*Problem statement*
Where the records below have a line with "main", that line is to be copied.

(Beginning of Dataset)

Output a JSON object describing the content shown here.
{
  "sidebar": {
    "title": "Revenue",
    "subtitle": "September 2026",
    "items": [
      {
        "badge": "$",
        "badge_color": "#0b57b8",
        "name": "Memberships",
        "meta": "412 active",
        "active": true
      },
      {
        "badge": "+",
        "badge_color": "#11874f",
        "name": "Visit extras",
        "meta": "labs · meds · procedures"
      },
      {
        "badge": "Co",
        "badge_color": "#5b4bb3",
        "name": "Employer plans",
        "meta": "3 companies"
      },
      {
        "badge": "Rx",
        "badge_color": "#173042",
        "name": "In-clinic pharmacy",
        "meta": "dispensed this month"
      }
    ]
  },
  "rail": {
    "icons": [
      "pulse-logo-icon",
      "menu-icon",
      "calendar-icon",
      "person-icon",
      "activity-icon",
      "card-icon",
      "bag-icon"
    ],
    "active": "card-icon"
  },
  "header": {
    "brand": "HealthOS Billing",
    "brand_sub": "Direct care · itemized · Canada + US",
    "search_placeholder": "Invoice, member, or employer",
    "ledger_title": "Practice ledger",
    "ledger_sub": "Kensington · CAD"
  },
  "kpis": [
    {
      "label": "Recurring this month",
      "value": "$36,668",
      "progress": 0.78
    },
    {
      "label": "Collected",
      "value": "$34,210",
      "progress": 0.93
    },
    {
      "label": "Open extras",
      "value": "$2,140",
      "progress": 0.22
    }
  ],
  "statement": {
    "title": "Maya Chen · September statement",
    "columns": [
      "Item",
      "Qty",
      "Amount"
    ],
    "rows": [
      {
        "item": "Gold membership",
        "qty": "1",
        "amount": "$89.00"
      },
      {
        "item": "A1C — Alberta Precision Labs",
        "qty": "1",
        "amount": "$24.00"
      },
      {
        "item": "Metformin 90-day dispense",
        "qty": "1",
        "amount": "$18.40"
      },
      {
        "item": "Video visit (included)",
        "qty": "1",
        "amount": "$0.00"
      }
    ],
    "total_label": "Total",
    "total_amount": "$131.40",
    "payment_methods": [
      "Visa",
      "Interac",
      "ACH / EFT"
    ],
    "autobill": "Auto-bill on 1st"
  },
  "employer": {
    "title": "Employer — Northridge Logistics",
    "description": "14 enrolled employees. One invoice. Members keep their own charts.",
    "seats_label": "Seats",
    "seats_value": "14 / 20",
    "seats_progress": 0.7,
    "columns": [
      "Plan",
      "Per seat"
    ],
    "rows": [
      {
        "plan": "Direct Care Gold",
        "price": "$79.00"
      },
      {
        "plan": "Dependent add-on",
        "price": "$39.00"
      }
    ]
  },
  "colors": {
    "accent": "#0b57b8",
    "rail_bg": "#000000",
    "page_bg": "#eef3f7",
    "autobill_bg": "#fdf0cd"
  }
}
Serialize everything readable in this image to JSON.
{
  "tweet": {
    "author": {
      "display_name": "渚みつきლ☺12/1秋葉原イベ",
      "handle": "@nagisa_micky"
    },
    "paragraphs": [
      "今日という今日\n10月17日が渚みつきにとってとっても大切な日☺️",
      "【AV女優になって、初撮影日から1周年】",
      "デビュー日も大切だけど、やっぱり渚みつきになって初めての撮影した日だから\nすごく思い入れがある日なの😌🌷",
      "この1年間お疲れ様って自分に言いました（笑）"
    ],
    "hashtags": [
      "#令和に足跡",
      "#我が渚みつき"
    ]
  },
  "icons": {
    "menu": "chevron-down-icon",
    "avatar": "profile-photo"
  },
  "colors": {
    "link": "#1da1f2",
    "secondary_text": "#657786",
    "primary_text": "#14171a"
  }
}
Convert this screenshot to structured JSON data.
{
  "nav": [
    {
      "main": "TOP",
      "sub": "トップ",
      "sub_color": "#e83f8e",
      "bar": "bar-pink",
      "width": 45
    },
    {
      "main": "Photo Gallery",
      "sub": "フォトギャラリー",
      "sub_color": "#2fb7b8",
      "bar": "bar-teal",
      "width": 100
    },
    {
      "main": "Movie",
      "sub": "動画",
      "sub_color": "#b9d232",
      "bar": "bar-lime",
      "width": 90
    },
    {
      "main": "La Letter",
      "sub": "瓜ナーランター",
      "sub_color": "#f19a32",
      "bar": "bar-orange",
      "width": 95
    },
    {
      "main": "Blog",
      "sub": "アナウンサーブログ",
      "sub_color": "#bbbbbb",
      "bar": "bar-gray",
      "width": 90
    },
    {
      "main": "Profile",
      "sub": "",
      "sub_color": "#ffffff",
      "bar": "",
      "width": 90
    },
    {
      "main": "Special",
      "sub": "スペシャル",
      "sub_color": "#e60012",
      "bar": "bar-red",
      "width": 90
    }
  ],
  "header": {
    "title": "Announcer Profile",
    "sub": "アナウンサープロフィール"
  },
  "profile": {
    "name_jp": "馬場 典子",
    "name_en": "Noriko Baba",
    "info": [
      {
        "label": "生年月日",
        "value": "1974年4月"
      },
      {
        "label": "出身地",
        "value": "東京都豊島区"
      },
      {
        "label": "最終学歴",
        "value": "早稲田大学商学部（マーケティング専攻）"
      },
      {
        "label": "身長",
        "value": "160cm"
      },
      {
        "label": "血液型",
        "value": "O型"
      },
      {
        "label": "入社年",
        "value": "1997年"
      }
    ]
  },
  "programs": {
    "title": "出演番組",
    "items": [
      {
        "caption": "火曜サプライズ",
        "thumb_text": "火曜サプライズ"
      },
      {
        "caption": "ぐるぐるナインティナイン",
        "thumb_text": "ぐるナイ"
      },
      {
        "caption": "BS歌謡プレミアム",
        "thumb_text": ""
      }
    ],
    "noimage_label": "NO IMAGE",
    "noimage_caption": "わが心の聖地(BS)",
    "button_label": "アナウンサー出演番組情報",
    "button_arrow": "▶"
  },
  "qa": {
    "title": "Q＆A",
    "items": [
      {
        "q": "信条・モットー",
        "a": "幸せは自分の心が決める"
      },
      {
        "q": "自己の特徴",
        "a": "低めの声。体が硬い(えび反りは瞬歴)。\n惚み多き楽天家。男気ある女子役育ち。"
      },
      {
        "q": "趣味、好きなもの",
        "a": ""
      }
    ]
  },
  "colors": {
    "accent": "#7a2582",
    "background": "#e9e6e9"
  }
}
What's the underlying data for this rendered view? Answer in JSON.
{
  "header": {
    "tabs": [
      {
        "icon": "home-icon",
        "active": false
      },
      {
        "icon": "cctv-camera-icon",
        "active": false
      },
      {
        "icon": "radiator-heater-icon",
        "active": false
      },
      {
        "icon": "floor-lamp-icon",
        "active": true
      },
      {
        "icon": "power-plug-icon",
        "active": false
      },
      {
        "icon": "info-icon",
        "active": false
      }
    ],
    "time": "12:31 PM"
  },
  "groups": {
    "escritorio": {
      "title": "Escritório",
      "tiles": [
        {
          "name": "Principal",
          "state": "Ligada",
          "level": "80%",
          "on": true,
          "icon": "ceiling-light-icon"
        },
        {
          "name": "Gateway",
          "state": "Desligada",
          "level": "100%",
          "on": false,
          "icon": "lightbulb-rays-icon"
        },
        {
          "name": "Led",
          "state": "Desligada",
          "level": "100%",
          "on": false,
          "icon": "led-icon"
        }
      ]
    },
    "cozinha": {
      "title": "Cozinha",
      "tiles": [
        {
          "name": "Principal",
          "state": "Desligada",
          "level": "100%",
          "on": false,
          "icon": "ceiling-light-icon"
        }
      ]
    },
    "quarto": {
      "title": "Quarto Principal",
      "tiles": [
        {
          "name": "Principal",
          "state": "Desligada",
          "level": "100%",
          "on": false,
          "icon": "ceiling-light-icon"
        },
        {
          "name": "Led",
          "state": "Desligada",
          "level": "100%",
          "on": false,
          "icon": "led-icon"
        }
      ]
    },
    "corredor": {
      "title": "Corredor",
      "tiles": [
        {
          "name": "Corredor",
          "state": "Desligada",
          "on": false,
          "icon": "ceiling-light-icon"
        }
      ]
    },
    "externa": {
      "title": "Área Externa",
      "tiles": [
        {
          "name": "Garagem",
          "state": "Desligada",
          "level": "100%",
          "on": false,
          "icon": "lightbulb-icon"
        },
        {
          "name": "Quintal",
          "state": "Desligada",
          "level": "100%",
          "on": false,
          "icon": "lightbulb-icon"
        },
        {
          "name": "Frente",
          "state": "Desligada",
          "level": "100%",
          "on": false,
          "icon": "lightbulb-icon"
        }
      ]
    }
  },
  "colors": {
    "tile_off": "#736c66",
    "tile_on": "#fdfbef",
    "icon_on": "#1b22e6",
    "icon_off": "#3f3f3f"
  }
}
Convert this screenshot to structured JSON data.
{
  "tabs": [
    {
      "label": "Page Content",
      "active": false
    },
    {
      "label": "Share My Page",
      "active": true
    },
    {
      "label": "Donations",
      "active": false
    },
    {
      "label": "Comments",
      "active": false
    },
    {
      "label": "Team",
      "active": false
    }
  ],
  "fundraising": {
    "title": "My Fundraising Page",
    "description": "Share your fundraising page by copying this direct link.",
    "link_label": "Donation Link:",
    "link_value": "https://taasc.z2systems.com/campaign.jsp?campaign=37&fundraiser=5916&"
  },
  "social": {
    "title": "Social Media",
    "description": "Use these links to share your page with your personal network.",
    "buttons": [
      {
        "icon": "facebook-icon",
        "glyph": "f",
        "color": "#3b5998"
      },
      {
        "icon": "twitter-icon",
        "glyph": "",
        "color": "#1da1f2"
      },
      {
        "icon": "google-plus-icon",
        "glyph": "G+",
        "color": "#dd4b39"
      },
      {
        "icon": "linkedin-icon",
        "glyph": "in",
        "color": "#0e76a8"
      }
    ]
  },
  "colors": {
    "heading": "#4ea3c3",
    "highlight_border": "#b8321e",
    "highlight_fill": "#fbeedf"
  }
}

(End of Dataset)

*Response*
      "main": "TOP",
      "main": "Photo Gallery",
      "main": "Movie",
      "main": "La Letter",
      "main": "Blog",
      "main": "Profile",
      "main": "Special",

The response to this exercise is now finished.